Exercise objective |
Your answer should be every line below that includes the word "identifier".

(Saved entries)
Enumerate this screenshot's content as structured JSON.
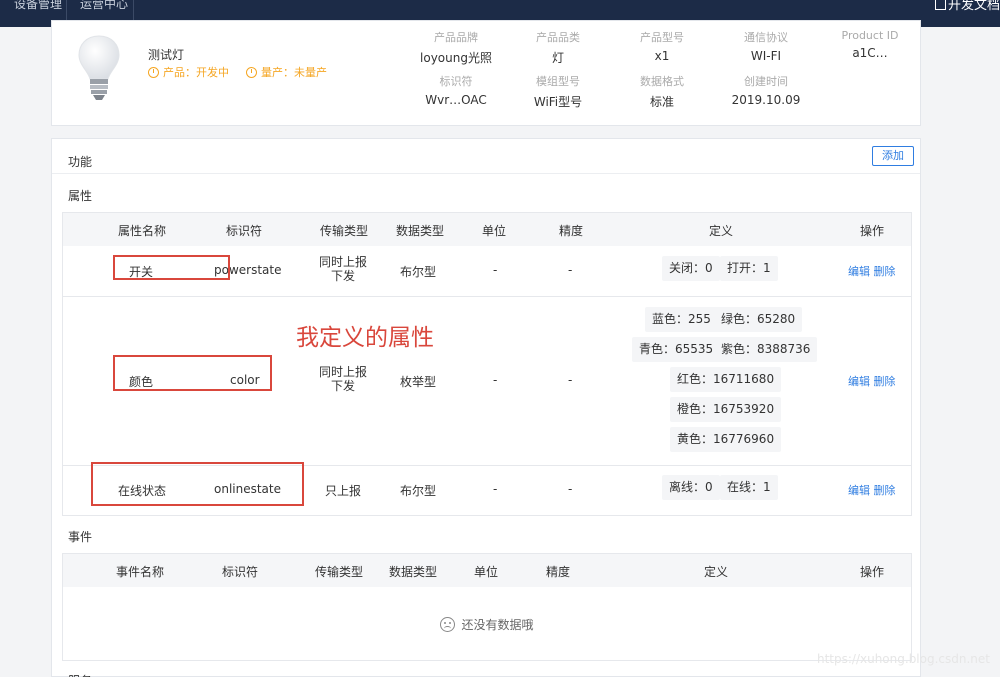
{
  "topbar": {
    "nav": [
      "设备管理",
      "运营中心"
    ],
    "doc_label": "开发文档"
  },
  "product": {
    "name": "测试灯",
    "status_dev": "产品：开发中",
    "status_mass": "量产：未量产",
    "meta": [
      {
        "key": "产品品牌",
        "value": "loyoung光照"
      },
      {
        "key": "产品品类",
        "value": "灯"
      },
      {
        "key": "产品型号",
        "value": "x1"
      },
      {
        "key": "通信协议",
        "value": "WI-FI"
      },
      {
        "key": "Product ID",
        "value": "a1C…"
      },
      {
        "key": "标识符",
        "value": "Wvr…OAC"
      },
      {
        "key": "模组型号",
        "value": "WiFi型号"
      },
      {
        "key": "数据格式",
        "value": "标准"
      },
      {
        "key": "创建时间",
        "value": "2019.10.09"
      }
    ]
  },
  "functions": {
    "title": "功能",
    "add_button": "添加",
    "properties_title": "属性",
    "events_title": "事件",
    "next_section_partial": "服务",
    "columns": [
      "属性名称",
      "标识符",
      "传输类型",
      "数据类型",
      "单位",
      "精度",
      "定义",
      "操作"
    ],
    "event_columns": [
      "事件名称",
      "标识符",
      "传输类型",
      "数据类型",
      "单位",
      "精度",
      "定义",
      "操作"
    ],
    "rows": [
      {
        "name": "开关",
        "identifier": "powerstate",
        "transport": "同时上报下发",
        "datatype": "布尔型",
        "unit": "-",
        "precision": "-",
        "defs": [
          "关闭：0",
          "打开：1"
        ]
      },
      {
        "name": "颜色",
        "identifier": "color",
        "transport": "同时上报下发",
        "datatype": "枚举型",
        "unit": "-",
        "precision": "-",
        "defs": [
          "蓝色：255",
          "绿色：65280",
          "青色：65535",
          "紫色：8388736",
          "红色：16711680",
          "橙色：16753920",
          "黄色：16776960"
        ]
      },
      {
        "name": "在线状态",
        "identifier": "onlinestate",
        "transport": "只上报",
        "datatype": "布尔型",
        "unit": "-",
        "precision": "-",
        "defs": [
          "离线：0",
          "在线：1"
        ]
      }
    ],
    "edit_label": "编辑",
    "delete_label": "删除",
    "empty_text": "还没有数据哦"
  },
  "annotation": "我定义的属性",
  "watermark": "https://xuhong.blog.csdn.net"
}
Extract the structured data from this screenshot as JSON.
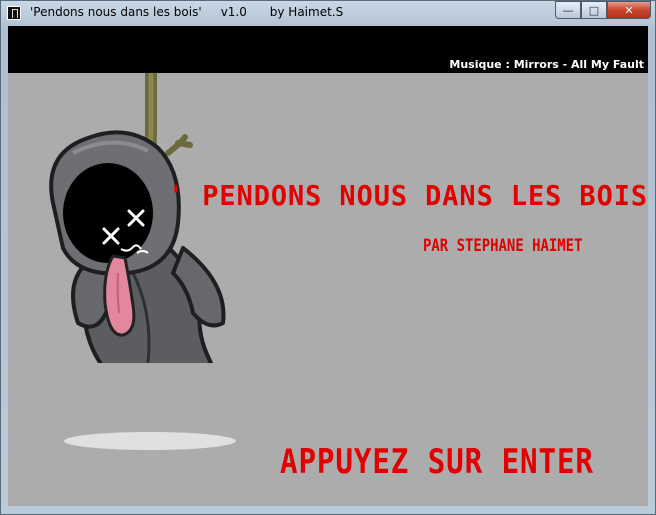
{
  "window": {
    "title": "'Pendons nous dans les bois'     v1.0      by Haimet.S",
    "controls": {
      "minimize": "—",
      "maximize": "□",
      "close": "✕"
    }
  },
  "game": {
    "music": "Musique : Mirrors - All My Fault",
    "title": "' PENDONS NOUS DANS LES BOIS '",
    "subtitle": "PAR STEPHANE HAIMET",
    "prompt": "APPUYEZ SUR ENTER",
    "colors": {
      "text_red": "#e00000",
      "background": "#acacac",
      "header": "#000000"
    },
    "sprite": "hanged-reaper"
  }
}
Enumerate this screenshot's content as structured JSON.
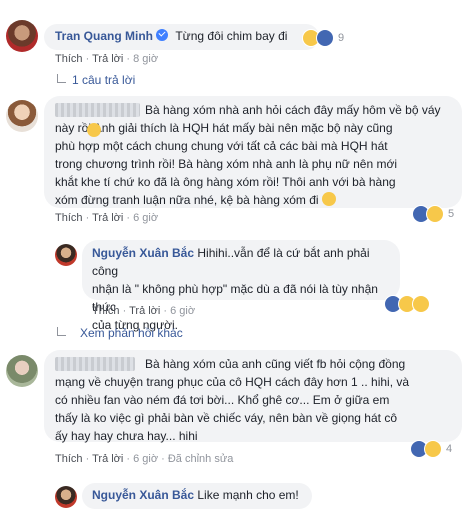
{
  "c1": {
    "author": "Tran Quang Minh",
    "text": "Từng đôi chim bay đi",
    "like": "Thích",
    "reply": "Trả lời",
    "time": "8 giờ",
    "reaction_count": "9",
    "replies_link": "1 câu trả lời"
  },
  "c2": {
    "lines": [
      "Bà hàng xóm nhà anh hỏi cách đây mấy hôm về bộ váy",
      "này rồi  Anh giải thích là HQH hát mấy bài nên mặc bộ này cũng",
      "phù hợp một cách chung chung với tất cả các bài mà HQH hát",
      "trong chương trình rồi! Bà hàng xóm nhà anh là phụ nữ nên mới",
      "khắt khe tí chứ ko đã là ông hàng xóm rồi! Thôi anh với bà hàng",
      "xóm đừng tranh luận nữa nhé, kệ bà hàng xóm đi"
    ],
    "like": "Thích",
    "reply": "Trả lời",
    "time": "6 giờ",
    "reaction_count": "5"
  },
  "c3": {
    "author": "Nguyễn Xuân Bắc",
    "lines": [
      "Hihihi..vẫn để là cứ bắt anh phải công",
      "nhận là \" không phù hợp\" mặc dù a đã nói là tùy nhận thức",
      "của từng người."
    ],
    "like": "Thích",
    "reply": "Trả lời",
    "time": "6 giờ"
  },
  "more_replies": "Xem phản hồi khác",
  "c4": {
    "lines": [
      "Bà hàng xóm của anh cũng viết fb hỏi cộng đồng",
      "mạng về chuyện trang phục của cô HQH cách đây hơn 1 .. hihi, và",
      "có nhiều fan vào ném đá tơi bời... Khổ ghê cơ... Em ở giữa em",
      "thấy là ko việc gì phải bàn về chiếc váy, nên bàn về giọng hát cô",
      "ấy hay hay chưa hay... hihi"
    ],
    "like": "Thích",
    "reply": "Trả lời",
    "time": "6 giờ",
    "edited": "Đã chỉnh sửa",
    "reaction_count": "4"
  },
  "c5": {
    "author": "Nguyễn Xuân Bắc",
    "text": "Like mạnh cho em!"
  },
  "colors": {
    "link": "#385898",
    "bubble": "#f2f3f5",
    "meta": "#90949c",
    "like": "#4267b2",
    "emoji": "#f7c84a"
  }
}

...

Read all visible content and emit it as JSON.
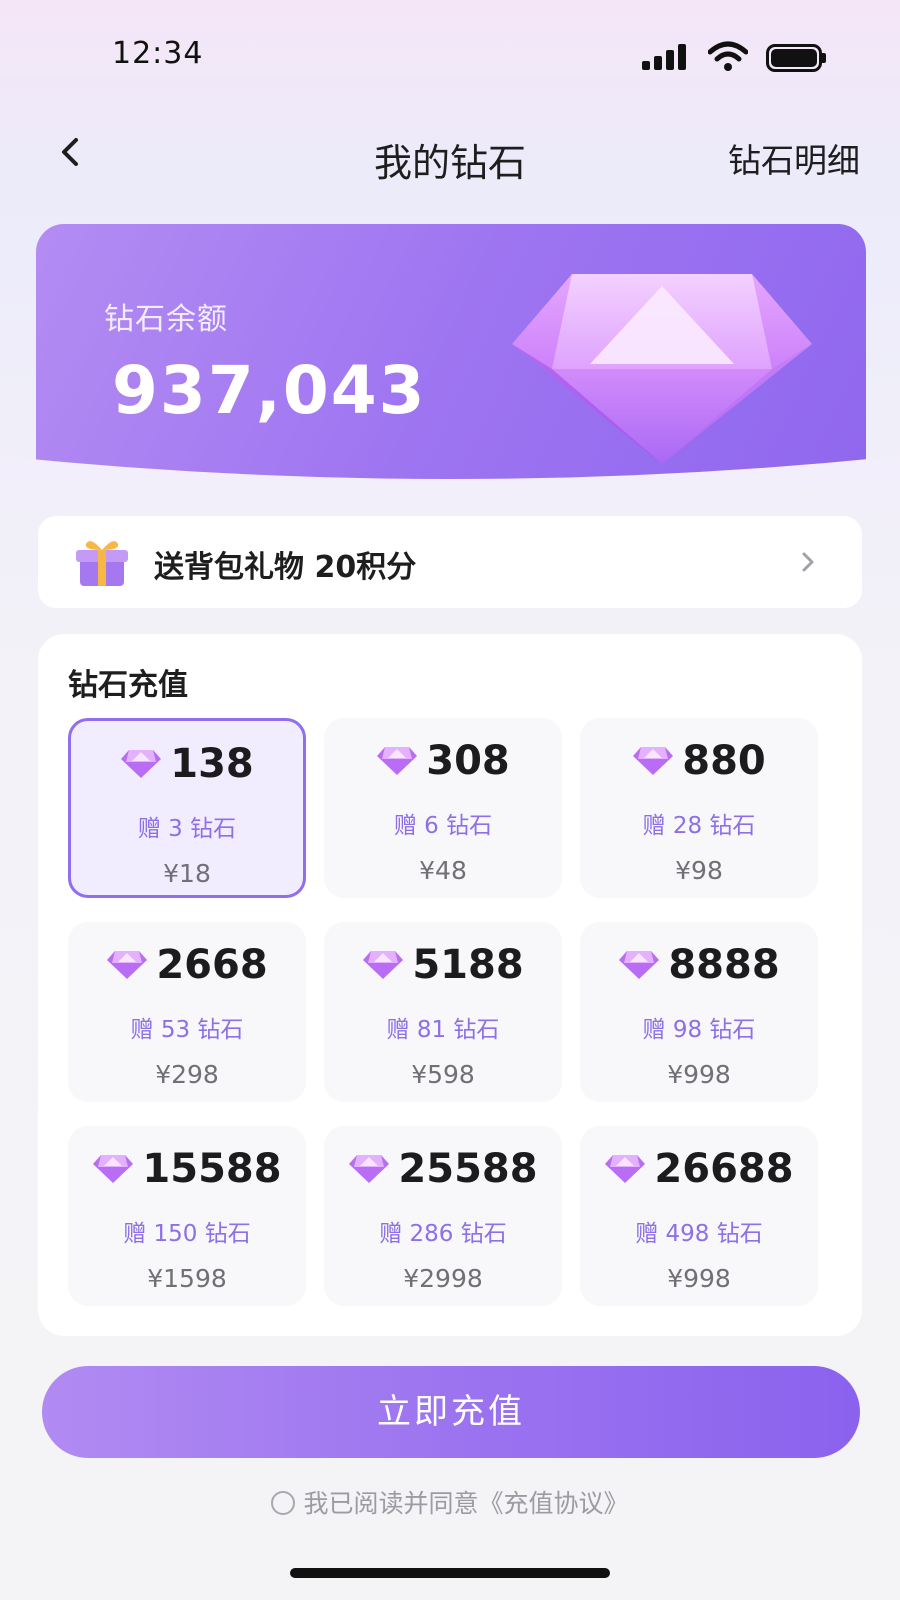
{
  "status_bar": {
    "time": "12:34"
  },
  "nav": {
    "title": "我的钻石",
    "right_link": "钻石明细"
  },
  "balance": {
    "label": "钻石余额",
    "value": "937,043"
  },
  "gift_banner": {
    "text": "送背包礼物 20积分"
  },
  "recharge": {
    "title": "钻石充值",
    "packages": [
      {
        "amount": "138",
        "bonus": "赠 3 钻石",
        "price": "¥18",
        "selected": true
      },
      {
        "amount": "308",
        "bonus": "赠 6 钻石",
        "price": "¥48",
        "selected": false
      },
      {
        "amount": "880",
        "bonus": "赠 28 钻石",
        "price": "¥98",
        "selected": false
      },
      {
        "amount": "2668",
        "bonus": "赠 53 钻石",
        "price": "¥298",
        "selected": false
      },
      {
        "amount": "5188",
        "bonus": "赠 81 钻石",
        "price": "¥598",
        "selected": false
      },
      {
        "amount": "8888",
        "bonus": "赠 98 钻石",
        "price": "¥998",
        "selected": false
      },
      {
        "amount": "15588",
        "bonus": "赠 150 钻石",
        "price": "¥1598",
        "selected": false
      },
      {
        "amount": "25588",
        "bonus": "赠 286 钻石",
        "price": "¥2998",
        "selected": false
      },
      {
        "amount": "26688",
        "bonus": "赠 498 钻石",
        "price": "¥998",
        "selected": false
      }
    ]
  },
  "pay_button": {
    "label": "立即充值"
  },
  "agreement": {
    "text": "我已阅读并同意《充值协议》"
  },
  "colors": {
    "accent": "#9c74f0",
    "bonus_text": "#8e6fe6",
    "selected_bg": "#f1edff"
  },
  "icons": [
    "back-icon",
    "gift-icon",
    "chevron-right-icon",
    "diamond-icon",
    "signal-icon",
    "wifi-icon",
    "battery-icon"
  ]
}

Solution to the problem |
        "identifier": "powerstate",
        "identifier": "color",
        "identifier": "onlinestate",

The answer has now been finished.